In either case, it was announced this morning that Microsoft would be laying off up to 7,800 employees, which represent about 7% of their presence in the United States as a part of their restructuring of the smartphone hardware business at their company. This is after 18,000 layoffs were announced last year from Nokia’s devices and services business, which was about 14% at that time. According to CNN Money, Microsoft’s purchasing of Nokia is criticized as one of former Microsoft CEO Steve Ballmer’s worst deals while he was at the helm.

“It is a deal that makes no sense,” Ben Thompson, an independent analyst, wrote when the acquisition was first announced. “Adding on a mobile phone business that Microsoft probably should abandon is like attaching an anchor to said straitjacket and tossing the patient into the ocean.” One might start to draw parallels between Google’s acquisition of Motorola and Microsoft’s of Nokia. At this point, the question is how long it’s going to take for Microsoft to unload Nokia on some Chinese manufacturer like Lenovo.

However, this comes at a very interesting time, because of Microsoft’s strategy to leverage the adoption of their newest operating system, Windows 10, which will undoubtedly have a massive adoption due to the fact that it will be free to Windows 7 and Windows 8 users, to improve their mobile app ecosystem and hopefully lure more people to using their mobile platform. If it’s a successful plan (which only time will tell whether it will be) it would seem as though they would need to rehire some of these people, but really we won’t know until much later this year whether app developers will be willing to make things for windows 10.

Source: Time

About the author

Nick Schiwy

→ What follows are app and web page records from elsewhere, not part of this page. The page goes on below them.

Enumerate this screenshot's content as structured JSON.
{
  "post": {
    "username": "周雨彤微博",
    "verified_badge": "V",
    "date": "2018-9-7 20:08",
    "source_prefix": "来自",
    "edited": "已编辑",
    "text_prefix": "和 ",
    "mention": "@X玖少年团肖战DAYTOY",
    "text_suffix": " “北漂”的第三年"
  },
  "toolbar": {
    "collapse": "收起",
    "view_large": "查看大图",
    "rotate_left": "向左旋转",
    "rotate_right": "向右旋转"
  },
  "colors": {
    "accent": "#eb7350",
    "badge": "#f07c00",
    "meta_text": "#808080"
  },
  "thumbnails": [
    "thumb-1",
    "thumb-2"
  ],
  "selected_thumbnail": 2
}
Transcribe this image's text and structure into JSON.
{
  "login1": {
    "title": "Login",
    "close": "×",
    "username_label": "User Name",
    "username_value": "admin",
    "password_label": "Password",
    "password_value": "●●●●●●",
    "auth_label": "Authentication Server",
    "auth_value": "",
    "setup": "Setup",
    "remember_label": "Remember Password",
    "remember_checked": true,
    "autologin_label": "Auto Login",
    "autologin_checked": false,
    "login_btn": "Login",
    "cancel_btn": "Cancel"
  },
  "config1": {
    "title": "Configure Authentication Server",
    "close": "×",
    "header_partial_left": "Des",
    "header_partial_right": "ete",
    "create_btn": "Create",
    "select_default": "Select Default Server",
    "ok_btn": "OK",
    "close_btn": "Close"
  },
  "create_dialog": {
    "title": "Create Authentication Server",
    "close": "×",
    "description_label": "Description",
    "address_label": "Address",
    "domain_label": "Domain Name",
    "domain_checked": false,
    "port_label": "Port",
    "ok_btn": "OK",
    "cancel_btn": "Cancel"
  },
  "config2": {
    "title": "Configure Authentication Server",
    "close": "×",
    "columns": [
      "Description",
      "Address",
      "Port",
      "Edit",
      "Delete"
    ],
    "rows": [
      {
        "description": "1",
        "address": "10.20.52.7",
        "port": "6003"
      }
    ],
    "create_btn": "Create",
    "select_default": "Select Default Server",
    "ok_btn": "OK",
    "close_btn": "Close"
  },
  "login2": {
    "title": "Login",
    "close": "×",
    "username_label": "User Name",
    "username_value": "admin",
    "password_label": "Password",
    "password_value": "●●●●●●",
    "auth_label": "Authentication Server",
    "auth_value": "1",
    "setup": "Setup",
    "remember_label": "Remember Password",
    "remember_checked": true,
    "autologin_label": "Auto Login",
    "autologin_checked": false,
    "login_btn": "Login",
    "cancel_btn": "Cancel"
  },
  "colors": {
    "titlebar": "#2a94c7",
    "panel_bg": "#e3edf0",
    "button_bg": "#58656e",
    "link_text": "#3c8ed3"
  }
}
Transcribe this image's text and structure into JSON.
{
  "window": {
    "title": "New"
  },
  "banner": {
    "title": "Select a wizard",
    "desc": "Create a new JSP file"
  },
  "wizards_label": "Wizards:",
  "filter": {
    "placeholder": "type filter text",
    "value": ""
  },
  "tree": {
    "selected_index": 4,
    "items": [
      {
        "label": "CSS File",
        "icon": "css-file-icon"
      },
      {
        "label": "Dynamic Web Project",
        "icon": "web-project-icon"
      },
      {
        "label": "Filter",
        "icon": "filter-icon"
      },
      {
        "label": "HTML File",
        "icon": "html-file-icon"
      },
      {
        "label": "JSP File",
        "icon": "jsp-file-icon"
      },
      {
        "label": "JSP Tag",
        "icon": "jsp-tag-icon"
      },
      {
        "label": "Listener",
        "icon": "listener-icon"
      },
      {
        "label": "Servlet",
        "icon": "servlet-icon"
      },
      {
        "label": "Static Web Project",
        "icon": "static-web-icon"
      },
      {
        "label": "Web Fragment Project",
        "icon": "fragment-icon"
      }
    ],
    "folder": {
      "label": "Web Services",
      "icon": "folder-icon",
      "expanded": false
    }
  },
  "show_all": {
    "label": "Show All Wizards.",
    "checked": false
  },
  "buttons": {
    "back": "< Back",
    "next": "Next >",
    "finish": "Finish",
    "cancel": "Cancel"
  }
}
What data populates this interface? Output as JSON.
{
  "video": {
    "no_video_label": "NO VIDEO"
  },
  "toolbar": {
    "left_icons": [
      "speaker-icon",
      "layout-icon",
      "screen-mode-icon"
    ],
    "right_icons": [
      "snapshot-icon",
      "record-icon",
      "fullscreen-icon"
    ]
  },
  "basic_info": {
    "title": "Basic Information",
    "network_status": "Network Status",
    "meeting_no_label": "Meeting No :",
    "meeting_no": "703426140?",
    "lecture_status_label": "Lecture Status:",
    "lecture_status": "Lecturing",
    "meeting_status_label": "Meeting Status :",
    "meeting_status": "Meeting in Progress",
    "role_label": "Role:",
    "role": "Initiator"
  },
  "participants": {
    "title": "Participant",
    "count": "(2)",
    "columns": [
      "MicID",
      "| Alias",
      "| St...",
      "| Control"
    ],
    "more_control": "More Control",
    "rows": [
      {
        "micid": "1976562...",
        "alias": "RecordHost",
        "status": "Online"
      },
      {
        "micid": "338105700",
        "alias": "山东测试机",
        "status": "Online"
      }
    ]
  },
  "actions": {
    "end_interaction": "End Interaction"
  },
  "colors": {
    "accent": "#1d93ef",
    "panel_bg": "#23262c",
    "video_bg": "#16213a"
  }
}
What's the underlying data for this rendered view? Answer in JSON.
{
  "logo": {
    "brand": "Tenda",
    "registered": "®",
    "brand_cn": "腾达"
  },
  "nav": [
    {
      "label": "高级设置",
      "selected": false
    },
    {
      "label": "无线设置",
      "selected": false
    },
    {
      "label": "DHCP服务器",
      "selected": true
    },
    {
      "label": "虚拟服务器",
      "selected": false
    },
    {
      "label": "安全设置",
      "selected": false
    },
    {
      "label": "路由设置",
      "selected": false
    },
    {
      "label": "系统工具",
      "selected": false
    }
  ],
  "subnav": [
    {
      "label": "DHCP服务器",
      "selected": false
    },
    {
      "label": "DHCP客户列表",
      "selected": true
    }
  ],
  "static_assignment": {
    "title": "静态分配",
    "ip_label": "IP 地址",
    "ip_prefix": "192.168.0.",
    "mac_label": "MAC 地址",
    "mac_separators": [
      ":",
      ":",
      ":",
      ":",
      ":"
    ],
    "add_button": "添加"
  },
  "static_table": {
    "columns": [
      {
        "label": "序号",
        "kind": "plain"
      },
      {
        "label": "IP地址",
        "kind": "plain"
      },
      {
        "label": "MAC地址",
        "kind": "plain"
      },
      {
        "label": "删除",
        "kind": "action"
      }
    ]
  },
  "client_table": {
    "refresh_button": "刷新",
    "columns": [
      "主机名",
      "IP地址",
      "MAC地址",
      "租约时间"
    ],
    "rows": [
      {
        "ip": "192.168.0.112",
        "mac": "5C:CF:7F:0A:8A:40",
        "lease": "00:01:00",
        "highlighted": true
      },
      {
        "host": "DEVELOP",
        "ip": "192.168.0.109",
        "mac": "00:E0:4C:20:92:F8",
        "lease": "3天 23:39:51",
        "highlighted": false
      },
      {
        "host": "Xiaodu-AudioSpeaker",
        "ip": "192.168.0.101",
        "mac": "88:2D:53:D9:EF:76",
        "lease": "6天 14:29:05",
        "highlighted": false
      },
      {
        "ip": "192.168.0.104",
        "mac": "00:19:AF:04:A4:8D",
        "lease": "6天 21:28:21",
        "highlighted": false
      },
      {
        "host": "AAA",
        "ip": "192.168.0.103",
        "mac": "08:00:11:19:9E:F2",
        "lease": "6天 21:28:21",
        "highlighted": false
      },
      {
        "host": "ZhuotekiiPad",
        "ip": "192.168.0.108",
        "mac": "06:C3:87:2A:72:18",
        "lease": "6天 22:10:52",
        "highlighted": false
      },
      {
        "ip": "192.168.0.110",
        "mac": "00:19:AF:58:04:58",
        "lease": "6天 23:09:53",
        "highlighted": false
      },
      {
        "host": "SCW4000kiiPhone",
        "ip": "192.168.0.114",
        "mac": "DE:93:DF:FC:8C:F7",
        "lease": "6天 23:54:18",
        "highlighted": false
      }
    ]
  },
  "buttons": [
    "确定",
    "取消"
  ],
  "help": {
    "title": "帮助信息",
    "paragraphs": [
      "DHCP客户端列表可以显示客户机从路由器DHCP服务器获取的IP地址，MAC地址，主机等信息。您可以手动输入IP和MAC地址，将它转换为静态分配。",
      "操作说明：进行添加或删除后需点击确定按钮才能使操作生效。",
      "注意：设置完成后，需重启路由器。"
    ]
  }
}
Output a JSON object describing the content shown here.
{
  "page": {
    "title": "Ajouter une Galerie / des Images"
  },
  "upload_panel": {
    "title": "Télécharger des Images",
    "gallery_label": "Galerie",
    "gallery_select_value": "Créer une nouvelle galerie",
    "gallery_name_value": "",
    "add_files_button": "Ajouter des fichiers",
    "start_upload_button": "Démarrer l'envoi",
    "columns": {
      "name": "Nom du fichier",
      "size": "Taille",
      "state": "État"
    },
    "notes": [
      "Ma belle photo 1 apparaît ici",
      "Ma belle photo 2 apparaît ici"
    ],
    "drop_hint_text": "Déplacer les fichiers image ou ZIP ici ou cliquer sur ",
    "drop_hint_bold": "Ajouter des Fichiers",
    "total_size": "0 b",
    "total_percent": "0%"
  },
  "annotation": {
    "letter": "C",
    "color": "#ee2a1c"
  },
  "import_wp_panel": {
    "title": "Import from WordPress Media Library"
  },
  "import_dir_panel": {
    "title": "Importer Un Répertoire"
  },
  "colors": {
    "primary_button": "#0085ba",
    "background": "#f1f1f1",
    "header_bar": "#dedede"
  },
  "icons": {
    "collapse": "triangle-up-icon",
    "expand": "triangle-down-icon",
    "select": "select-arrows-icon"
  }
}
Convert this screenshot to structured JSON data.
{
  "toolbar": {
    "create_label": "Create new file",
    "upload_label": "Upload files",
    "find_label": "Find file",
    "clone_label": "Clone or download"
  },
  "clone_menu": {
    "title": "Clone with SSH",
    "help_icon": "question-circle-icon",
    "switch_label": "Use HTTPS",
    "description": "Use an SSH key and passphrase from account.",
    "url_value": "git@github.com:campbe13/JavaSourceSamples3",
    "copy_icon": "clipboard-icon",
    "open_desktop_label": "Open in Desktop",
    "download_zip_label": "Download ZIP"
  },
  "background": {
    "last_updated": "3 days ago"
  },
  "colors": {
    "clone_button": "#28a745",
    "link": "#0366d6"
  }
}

Nick is an tech enthusiast, programmer and general geek. He works full time in the IT field but still has plenty of time to keep up with all of the tech gossip that is going around!